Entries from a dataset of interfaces
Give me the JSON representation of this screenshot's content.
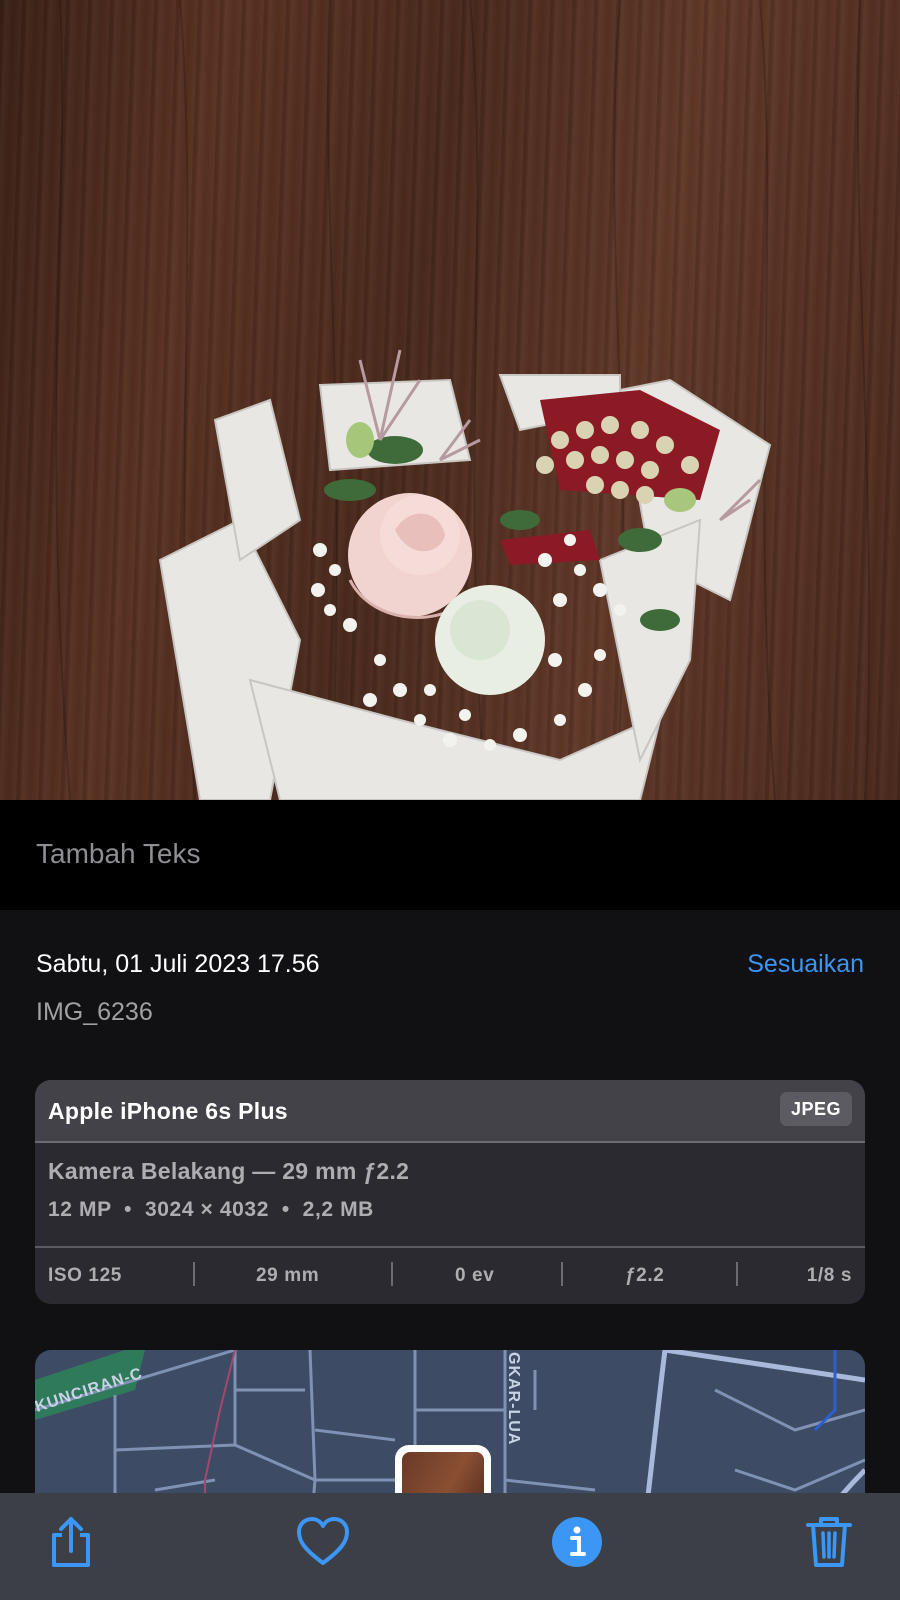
{
  "caption": {
    "placeholder": "Tambah Teks"
  },
  "info": {
    "date": "Sabtu, 01 Juli 2023 17.56",
    "adjust_label": "Sesuaikan",
    "filename": "IMG_6236"
  },
  "camera_card": {
    "device": "Apple iPhone 6s Plus",
    "format": "JPEG",
    "lens": "Kamera Belakang — 29 mm ƒ2.2",
    "specs": "12 MP  •  3024 × 4032  •  2,2 MB",
    "exif": {
      "iso": "ISO 125",
      "focal_length": "29 mm",
      "exposure": "0 ev",
      "aperture": "ƒ2.2",
      "shutter": "1/8 s"
    }
  },
  "map": {
    "road_label_1": "KUNCIRAN-C",
    "road_label_2": "GKAR-LUA"
  },
  "toolbar": {
    "share": "share-icon",
    "favorite": "heart-icon",
    "info": "info-icon",
    "delete": "trash-icon",
    "accent_color": "#3b96f5"
  }
}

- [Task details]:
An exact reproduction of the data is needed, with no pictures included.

- [Task answer]:
Give me the JSON representation of this screenshot's content.
{
  "caption": {
    "placeholder": "Tambah Teks"
  },
  "info": {
    "date": "Sabtu, 01 Juli 2023 17.56",
    "adjust_label": "Sesuaikan",
    "filename": "IMG_6236"
  },
  "camera_card": {
    "device": "Apple iPhone 6s Plus",
    "format": "JPEG",
    "lens": "Kamera Belakang — 29 mm ƒ2.2",
    "specs": "12 MP  •  3024 × 4032  •  2,2 MB",
    "exif": {
      "iso": "ISO 125",
      "focal_length": "29 mm",
      "exposure": "0 ev",
      "aperture": "ƒ2.2",
      "shutter": "1/8 s"
    }
  },
  "map": {
    "road_label_1": "KUNCIRAN-C",
    "road_label_2": "GKAR-LUA"
  },
  "toolbar": {
    "share": "share-icon",
    "favorite": "heart-icon",
    "info": "info-icon",
    "delete": "trash-icon",
    "accent_color": "#3b96f5"
  }
}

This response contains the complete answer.